The world’s largest exporter of this commodity, Indonesia, has recently been affected by new trading laws and more stringent environmental regulations. This, along with the flooding and subsequent closure of its smelting operation on Bangka Island, has led to a 69% year-on-year drop of the country’s exports of the metal.  In addition, China, the world’s largest producer of tin, has also increased its import demand for it. The increase of 75% in 2016 comes as it too faces environmental inspections and its open-cast mining operations slow.  All this has led to the price of tin rising to over $20,000 per ton in August 2016, compared to a low of $5,000 in 2005.

Panel for tin mining story Nov 2016Richard Williams, the Chief Executive Officer and President of Strongbow Exploration Inc. since 2015, said of the company’s new enterprise: “We believe that South Crofty represents one of the best tin opportunities currently available globally.” Strongbow also bought up tin properties in Alaska last year.

Williams recently stated that he was hopeful the scheme would provide new jobs and give a boost to the local economy. “If we get this into production I am sure it will bring other investors into the region,” he added.

But of course it is the “if” that many find disconcerting. After so many previous disappointments the locals are less inclined to hope this time. Josh Johnson, 25, used to play around the disused mine as a child. He doesn’t think that its revival will create any jobs for local people.  “I think that the skills are now non-existent; you can no longer just go to work in a mine,” he said. “It’s a job that requires a higher education.  I think that it will simply create more intolerance of the people who move to Cornwall for the work.”

Roger from Goldsithney said wryly: “I’d guess that after all the false starts by now Camborne people might say they’ll believe it when it happens. Personally I am sceptical . . .  ‘Mining in two year’ has been an all too frequent unfulfilled prophecy at Crofty.”

Further down Redruth’s high street from the bronze miner there is another sculpture.  It is an incongruous pack of hounds made from moulds of miner’s boots.  This cluster of figures, which cost an “unjustifiable” £30,000, serves as another symbol of what mining here has become – the stuff of nostalgia and gimmicky art.

“Cornish lads are fishermen & Cornish lads are miners too.
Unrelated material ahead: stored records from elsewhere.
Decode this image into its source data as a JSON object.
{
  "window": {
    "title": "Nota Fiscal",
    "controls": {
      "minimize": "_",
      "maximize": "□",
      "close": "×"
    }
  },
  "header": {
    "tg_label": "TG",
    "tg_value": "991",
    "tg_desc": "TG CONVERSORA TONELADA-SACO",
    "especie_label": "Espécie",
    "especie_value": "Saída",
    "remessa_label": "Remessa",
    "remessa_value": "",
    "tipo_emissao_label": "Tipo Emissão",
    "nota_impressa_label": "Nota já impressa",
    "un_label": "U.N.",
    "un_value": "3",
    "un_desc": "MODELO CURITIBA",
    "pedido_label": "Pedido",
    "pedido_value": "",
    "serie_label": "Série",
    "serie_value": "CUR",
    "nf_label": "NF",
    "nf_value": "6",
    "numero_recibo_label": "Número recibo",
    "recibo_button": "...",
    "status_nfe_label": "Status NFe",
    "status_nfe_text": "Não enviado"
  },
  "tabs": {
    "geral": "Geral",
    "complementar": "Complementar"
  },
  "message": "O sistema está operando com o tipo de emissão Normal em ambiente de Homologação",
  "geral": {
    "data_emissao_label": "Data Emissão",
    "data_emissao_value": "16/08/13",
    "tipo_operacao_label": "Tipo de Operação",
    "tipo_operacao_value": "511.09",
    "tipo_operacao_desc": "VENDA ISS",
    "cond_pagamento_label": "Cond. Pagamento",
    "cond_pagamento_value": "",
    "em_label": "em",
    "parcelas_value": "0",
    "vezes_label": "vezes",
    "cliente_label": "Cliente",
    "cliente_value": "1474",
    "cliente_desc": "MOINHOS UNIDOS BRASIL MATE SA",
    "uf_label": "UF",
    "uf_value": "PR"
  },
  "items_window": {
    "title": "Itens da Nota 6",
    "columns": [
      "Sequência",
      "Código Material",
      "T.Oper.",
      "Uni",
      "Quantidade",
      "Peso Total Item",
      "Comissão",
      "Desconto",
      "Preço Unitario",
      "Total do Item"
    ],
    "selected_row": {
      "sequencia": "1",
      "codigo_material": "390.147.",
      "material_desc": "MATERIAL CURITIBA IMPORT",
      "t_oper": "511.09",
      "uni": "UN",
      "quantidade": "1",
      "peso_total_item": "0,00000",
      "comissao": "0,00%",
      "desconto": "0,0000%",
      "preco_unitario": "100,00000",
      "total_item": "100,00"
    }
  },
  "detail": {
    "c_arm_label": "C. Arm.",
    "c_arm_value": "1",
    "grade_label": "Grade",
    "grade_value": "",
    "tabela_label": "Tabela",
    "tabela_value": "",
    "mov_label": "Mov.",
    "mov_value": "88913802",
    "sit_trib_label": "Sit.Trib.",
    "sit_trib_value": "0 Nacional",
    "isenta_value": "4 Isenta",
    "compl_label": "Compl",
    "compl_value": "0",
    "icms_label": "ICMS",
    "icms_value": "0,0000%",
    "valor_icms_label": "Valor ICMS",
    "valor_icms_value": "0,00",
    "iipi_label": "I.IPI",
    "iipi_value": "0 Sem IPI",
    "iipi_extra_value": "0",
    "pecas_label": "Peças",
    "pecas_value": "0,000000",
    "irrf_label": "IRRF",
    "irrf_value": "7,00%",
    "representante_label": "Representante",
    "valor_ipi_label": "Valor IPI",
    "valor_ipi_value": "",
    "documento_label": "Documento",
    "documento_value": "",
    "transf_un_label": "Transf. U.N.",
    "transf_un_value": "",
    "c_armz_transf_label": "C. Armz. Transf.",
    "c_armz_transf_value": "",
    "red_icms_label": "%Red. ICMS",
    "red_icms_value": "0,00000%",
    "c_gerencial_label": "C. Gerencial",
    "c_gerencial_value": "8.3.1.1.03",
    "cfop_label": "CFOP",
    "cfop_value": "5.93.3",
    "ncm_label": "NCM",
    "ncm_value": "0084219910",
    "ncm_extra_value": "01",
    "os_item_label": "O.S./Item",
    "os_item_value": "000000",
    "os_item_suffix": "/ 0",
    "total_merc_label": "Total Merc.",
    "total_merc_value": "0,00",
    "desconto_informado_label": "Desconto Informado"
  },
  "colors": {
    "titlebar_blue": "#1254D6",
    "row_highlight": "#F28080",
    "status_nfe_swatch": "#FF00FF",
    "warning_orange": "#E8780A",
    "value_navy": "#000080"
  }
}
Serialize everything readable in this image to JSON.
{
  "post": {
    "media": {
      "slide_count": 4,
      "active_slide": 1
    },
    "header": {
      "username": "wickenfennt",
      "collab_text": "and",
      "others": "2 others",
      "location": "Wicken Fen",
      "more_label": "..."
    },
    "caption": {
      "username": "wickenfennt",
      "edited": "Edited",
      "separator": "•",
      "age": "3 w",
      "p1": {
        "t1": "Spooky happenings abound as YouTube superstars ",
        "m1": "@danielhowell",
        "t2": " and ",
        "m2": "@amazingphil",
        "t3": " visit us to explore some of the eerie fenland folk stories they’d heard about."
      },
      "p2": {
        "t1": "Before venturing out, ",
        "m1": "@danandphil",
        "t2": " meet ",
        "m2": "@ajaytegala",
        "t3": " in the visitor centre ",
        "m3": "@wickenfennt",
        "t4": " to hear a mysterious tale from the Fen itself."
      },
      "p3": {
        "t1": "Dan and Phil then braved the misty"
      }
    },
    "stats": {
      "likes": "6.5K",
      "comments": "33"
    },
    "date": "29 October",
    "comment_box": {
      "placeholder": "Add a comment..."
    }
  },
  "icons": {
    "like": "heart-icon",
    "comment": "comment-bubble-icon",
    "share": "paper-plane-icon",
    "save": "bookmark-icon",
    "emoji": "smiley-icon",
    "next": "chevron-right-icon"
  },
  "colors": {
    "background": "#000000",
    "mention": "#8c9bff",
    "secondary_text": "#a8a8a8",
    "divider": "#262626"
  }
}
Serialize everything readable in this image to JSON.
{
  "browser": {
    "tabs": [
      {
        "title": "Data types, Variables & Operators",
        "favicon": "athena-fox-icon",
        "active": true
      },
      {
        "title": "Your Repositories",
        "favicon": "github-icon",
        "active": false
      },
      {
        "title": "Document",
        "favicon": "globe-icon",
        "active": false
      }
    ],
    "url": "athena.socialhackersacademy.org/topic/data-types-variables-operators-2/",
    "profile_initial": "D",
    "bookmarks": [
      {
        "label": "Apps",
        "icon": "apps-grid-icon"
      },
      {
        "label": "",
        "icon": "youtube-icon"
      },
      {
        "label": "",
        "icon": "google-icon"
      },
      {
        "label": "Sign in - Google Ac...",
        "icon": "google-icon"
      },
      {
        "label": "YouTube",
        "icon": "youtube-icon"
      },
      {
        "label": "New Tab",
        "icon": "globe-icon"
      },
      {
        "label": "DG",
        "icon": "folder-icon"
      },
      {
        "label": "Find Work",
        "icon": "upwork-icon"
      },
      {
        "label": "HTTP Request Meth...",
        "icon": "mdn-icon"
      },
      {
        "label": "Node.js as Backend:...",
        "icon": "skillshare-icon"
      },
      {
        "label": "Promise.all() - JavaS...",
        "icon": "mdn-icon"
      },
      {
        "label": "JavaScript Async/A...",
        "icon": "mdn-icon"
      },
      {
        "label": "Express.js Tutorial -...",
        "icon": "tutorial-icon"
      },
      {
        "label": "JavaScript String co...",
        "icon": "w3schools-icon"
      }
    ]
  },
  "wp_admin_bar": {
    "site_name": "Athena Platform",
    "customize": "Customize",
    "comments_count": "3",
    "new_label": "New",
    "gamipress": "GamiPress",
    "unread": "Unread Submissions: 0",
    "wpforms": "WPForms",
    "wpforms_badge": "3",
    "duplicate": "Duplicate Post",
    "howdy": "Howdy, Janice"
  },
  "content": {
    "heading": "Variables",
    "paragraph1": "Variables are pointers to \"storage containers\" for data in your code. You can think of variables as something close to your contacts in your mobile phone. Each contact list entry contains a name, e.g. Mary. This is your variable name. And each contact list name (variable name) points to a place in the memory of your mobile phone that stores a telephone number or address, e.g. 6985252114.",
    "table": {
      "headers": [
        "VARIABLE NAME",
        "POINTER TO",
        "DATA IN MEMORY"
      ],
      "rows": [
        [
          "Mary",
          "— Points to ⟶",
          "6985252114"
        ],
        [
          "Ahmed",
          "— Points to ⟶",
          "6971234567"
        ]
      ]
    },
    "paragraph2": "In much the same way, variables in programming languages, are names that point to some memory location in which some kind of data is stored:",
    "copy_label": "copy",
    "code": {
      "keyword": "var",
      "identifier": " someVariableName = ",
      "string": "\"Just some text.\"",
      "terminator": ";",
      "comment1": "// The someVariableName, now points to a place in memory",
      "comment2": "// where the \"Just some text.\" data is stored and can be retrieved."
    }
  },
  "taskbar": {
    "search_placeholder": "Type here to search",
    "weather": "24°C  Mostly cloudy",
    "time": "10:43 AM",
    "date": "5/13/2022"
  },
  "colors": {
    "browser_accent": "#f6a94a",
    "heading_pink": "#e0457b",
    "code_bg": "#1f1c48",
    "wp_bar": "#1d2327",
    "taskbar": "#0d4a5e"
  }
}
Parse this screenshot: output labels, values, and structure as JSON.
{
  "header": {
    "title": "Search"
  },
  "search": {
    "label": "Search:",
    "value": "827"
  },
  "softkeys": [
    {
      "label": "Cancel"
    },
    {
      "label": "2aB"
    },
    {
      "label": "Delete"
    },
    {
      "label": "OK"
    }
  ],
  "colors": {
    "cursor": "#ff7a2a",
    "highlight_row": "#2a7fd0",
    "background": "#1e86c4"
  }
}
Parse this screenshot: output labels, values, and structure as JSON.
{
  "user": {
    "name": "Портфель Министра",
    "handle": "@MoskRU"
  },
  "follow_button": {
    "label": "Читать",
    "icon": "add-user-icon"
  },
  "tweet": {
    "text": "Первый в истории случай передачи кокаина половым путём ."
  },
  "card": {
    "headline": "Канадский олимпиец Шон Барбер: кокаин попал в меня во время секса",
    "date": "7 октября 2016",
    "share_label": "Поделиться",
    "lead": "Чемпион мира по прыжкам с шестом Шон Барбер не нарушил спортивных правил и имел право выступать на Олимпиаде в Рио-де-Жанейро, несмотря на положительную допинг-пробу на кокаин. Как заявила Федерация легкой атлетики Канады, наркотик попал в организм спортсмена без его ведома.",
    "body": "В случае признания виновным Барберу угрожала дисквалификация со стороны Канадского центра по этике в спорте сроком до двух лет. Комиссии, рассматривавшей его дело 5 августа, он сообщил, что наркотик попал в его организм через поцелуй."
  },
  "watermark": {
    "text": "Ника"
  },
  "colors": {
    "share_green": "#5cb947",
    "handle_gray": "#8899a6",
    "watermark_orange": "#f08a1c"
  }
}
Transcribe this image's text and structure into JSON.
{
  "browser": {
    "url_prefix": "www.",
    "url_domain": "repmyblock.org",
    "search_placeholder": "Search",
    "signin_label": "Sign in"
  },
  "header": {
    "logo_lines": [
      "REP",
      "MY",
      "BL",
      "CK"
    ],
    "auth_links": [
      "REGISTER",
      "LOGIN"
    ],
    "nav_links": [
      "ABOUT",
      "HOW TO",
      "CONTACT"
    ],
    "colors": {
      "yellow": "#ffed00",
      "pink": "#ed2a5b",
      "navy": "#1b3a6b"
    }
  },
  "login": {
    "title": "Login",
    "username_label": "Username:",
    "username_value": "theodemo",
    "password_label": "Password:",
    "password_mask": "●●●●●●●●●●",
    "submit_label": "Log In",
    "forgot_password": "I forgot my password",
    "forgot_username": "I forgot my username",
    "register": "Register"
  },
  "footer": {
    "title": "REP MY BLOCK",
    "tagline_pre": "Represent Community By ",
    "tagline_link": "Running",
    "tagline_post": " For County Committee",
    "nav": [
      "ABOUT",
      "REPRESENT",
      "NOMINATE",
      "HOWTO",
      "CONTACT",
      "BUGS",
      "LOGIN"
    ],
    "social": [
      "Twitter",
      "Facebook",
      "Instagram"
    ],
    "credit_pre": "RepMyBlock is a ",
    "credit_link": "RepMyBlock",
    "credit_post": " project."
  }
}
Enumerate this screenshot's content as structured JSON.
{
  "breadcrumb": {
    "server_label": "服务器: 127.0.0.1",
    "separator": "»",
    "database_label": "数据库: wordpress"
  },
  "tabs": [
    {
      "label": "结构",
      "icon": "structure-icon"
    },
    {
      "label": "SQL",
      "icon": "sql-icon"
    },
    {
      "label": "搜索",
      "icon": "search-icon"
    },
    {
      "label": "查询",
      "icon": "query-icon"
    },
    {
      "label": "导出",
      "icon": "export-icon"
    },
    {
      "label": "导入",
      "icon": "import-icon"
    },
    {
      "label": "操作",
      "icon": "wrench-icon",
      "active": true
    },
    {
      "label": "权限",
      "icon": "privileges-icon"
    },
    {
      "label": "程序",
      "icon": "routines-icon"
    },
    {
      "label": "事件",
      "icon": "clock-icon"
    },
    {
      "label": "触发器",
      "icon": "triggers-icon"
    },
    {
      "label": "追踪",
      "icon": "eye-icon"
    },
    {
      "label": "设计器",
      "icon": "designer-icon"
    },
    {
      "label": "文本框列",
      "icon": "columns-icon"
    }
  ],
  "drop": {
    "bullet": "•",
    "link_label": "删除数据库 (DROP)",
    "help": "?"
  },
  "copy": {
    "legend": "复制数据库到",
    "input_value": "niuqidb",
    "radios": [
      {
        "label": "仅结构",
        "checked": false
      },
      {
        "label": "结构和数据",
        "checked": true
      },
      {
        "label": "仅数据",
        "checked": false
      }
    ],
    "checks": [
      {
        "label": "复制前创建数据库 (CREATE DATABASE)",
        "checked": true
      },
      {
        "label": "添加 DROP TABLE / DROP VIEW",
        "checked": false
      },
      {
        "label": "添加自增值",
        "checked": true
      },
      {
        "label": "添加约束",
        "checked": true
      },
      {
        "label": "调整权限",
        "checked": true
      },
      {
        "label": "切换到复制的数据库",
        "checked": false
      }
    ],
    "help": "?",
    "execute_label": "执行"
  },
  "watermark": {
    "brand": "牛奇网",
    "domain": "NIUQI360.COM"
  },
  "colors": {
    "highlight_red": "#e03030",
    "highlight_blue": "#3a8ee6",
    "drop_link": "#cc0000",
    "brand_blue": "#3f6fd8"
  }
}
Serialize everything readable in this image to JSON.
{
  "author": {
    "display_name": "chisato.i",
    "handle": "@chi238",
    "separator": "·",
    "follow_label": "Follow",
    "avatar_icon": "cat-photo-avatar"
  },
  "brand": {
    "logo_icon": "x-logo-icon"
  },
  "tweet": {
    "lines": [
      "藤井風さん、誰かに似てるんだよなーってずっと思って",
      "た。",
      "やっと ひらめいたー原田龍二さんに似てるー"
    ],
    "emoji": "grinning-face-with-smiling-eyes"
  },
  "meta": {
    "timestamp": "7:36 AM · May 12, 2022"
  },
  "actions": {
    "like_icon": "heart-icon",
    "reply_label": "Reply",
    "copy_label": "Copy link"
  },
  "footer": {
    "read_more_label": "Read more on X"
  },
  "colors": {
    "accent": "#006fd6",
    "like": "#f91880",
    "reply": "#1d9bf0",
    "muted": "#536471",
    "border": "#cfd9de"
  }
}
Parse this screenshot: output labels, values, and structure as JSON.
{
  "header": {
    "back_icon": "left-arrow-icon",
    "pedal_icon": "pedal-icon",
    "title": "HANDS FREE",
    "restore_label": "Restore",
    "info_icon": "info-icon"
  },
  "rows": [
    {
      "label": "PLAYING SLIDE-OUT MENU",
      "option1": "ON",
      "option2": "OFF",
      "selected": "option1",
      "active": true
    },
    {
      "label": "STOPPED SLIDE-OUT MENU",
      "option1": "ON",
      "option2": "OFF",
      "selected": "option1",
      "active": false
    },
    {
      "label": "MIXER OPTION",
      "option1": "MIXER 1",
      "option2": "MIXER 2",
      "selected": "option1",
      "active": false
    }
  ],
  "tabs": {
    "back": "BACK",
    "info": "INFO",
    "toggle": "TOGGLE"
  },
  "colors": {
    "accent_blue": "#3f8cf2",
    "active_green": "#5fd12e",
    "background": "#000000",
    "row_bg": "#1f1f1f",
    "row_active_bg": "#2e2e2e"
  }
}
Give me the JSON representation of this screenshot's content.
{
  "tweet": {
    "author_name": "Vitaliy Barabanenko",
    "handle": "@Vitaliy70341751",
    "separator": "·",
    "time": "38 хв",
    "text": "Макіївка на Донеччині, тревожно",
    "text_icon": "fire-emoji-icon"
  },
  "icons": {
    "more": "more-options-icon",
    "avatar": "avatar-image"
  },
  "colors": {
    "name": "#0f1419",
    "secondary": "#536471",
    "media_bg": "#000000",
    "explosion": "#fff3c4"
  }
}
But when the fish & tin are gone, what are the Cornish boys to do?” Graffiti on wall outside South Crofty Mine c1998

Perhaps is time for some positive thinking. “It will be great for Cornwall to have an industry that’s not tourism.  Real jobs for people in the area,” commented David Cornish, 34, from Truro.

“If it did reopen eventually [local people] might find renewed aspirations,” added Rob Sticker, 42, from Helston.

Until something changes or Strongbow realizes its objectives, there is every possibility that Cornish tin mining will remain just the subject a glossy TV drama series and inspiration for some “grotesque” and over-priced statues of dogs.

Elizabeth Dale is a second-year Journalism and Creative Writing student at Falmouth University